__WHAT IS NEEDED__.
Check each line of the records for "title"; collect those that have it.

--- START ---

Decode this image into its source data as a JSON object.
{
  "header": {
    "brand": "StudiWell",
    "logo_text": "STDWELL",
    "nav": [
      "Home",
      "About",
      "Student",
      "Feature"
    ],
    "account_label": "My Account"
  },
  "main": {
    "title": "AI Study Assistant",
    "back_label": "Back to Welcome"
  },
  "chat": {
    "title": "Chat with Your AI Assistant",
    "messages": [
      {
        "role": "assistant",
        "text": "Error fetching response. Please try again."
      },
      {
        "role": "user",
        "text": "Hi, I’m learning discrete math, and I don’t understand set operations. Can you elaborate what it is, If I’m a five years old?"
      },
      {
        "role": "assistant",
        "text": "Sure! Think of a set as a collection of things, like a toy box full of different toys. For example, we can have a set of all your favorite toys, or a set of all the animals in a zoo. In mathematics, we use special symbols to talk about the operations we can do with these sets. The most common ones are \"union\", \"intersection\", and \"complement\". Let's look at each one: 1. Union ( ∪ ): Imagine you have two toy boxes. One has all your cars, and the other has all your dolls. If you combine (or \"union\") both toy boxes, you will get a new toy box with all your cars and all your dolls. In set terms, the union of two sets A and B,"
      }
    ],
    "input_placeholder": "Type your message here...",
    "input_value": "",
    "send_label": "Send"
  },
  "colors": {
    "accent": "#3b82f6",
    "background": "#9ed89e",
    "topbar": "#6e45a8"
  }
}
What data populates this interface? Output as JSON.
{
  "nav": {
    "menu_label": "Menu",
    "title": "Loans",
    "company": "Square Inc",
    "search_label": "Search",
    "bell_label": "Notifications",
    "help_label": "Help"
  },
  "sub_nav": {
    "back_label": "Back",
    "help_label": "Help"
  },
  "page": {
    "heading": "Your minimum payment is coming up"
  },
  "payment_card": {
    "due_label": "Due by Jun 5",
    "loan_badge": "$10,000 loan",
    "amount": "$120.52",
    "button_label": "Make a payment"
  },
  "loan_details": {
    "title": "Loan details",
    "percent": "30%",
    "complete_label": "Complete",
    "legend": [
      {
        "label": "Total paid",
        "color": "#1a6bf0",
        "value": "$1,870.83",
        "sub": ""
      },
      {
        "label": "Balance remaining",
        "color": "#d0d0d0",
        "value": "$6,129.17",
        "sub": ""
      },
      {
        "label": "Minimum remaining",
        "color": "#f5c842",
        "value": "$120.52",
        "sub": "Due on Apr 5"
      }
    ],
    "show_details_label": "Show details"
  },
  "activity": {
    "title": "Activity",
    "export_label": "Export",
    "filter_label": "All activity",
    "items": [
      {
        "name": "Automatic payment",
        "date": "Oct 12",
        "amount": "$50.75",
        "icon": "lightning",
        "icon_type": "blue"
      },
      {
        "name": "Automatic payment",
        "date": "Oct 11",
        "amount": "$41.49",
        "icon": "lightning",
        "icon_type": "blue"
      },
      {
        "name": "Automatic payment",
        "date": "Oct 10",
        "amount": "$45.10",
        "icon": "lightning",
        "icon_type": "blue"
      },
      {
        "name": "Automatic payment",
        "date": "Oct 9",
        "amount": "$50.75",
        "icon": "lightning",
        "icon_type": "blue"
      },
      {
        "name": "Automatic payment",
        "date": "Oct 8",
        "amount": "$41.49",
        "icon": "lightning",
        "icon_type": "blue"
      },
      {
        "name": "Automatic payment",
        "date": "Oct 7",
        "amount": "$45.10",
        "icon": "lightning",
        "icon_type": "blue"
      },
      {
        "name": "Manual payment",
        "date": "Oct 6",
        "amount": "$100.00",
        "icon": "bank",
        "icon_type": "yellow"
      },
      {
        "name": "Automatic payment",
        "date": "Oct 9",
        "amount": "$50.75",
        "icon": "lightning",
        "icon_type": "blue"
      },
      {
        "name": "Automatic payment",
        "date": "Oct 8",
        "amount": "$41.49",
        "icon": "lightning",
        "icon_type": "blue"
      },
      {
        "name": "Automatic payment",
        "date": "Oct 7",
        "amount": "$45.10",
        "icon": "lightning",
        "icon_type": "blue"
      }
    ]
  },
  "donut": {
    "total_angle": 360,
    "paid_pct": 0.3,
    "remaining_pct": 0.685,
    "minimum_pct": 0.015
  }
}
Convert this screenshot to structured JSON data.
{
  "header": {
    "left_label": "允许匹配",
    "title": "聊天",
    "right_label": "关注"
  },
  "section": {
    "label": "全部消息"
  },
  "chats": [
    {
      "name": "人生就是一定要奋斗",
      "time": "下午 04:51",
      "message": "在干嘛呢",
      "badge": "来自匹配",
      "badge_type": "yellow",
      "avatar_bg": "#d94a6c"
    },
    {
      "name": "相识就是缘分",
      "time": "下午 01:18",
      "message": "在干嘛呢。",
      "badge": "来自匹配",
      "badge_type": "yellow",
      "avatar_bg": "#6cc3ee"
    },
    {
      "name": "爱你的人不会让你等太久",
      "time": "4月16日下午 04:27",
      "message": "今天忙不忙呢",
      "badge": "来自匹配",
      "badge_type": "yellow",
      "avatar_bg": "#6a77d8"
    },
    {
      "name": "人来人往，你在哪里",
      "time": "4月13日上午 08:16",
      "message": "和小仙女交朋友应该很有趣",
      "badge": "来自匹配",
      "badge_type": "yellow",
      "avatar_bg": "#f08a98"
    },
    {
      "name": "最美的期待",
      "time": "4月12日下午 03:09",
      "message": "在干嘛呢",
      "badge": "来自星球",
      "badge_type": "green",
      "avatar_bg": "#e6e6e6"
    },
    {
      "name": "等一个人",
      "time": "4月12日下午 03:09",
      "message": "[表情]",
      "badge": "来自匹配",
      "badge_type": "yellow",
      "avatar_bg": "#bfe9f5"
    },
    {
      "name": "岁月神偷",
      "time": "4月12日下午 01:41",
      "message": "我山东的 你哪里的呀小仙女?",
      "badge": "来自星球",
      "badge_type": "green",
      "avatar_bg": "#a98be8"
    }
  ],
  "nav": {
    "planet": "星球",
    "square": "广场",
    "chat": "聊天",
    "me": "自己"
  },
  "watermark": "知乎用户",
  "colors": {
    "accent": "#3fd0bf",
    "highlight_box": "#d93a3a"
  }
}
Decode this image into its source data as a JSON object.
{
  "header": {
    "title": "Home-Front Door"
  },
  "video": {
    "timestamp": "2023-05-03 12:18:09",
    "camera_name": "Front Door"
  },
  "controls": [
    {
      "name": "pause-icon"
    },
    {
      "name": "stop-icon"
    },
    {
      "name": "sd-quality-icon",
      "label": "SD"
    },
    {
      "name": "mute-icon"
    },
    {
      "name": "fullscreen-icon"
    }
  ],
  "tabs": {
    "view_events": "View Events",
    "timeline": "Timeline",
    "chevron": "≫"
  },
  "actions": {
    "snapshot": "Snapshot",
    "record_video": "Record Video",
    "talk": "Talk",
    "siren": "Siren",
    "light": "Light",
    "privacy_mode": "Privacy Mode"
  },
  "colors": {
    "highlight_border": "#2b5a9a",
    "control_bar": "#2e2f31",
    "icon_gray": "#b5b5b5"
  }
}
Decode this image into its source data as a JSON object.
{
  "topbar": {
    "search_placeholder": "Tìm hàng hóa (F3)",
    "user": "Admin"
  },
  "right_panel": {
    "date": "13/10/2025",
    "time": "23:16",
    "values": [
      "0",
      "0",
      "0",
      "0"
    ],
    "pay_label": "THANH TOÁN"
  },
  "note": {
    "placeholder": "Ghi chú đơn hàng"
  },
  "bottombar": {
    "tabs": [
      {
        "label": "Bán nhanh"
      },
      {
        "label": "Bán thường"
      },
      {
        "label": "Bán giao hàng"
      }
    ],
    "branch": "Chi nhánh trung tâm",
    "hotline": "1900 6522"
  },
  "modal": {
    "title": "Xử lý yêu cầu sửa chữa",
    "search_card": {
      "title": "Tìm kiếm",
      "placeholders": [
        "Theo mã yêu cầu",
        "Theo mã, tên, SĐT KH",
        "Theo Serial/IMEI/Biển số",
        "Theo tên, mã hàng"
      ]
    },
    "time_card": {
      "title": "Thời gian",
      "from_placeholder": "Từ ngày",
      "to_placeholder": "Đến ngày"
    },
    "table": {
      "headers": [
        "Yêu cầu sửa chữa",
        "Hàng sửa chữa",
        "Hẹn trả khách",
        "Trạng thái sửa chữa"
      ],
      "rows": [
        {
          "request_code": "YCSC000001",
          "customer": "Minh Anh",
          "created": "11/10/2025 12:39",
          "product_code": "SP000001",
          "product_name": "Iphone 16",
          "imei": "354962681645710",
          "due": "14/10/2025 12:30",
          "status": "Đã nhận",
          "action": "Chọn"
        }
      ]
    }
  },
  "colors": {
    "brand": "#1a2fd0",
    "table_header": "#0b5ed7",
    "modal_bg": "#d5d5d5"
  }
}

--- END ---

__REPLY TO THE EXERCISE__.
    "title": "AI Study Assistant",
    "title": "Chat with Your AI Assistant",
    "title": "Loans",
    "title": "Loan details",
    "title": "Activity",
    "title": "聊天",
    "title": "Home-Front Door"
    "title": "Xử lý yêu cầu sửa chữa",
      "title": "Tìm kiếm",
      "title": "Thời gian",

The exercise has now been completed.